Phishing, like fishing, is a complex process, most of which is done behind the scenes. The general goal of email phishing is to gain a piece of sensitive information or system access from the target. To achieve that goal, the phishing email needs to pull off certain steps, the first being to appear official. This doesn’t work very well if you have encountered a phishing email for a company that you don’t do business with, but an email that is designed to look exactly like an official email from a company that you do business with (or even work for) can lead to a false sense of security.
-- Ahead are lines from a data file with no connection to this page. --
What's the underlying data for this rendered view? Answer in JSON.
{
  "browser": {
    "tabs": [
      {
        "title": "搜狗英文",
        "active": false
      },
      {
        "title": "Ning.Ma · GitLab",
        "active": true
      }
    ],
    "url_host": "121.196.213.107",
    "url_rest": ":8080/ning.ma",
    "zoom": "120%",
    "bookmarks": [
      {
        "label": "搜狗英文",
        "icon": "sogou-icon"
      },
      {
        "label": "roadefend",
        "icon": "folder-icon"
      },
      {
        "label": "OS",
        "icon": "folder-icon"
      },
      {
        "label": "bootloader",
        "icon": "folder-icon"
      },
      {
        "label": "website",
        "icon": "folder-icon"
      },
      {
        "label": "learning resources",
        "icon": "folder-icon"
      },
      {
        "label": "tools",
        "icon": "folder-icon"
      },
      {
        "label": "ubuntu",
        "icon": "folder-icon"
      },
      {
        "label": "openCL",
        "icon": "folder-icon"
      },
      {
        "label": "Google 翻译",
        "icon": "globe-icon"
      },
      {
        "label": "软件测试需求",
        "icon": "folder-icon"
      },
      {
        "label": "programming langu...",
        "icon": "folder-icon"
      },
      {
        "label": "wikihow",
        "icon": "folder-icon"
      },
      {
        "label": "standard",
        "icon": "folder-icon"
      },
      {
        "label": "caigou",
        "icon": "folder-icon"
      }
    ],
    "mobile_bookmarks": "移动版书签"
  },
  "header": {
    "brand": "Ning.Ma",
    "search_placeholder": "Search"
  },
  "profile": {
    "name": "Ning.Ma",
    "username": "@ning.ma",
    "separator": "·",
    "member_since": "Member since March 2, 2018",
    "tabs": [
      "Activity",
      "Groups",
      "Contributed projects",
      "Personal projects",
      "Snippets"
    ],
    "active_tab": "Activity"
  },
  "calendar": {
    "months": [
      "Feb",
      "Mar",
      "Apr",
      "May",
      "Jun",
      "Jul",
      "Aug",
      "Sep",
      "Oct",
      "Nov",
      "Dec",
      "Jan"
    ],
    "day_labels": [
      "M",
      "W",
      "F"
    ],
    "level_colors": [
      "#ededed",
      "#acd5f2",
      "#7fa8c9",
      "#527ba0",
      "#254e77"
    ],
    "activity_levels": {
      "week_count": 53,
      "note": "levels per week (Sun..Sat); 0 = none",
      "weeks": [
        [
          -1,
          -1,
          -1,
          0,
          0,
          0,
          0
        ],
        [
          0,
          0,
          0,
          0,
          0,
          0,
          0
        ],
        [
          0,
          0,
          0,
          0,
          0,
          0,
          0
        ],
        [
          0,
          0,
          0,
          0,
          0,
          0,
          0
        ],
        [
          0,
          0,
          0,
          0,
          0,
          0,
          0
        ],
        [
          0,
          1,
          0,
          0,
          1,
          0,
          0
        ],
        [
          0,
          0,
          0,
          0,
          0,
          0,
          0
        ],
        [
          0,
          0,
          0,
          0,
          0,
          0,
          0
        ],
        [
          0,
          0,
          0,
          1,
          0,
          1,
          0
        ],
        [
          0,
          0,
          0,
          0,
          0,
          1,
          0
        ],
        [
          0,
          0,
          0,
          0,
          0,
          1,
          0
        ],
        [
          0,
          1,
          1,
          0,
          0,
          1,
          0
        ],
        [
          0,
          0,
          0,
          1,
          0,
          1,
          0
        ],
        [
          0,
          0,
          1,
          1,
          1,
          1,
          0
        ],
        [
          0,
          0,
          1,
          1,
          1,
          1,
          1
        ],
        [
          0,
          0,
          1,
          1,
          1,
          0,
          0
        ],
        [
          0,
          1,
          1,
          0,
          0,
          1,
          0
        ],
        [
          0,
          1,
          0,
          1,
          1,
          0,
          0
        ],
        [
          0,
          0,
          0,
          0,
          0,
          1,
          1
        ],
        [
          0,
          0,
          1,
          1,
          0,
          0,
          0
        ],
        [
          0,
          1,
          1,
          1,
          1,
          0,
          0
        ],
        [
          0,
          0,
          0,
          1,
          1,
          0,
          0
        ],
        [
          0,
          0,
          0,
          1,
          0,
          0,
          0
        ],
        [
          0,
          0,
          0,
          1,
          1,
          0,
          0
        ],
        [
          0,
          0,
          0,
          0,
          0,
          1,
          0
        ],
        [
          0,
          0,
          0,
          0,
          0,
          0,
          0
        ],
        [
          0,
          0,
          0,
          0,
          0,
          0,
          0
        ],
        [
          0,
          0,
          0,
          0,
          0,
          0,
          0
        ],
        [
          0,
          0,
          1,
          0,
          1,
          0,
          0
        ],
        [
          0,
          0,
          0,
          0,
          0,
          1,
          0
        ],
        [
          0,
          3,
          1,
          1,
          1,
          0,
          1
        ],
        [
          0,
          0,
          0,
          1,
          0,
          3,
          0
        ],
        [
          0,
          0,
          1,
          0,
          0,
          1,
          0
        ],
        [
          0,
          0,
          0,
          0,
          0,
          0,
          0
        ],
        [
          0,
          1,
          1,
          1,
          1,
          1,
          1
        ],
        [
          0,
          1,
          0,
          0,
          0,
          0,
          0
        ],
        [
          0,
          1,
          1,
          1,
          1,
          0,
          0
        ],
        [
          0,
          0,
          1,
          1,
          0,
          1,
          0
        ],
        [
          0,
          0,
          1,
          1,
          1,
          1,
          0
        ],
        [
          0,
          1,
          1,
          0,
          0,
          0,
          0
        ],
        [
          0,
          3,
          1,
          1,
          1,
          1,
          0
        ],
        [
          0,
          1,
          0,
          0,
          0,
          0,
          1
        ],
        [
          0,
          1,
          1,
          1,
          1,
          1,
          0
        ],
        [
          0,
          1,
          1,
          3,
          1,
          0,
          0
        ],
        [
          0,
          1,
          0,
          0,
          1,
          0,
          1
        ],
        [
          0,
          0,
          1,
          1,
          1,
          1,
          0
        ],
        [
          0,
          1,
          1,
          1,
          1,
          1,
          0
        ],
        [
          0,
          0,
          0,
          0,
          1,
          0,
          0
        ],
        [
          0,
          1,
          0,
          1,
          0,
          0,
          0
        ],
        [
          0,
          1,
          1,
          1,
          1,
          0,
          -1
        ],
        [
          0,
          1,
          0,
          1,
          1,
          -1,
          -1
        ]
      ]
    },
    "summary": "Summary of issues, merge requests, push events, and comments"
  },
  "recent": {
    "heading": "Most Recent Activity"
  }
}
Phishing relies heavily on exploiting human traits and biases. Having an email look authentic is one way. Even if the email doesn’t look authentic, if it tells you that your account has been compromised, or if you have won an award, you might not think twice before acting on the email. For example, if someone claiming to be from your IT department asks for your password because they need to access your computer to perform critical security updates, your initial reaction is to be helpful and to provide the information. If a bank email told you that your account has been suspended, you might not be thinking about if the email was legitimate – you might be thinking about bills that are set up to auto-pay with the account, and that you need to make sure all those payments go through. You click on the link and become another fish caught by the phisher.

Avoiding phishing attempts involves several tactics. The best way of dealing with phishing emails is to never have them pop into your inbox in the first place. Junk and spam filters can do most of the work, along with specialized applications and software. When you do get an email from a company that you do business with, the best first step to take is to stop and think before acting on the email’s requests:

  • Check the links – Some phishing attempts will come from a domain name similar to the actual company, but something just doesn’t quite fit. For example, the link companyA.examplesite.com might make you think that it’s a legitimate Company A URL – in reality, the main site is examplesite.com.
  • Check the sender field – If you are getting an email claiming to be from Company A, but the sender’s email address is not from Company A, the email is most likely not from Company A.
  • Check the message – does the message include any of the following?
    • Misspellings, bad grammar, poor formatting?
    • Messages claiming that your account was suspended or compromised and that you need to download a file, click a link, or send your login credentials via email to resolve the issue?
    • Messages claiming that you won a prize or award and that you need to click on a link or send over information to claim the prize?
    • If the email writer who is requesting your login information claims to come from your organization or from IT?

If you go through the checks and are still not 100% sure if the email is legitimate, do not click on any links, download or open any attachments, or reply back to the email. Contact the company through other means – opening a browser tab and accessing the company website via bookmarked tab or typing in the main company URL (NOT from the email!) is a safer way to obtain contact information as well as logging into your account.

Phishing has gotten more elaborate throughout the years, finding new ways to exploit human characteristics. Spear phishing and whaling are just two of the ways phishing has evolved. Nonetheless, if we all stop and think before we act on that email telling us to send over our information to claim our free fishing trip, more phishers will end their phishing trips with no catches.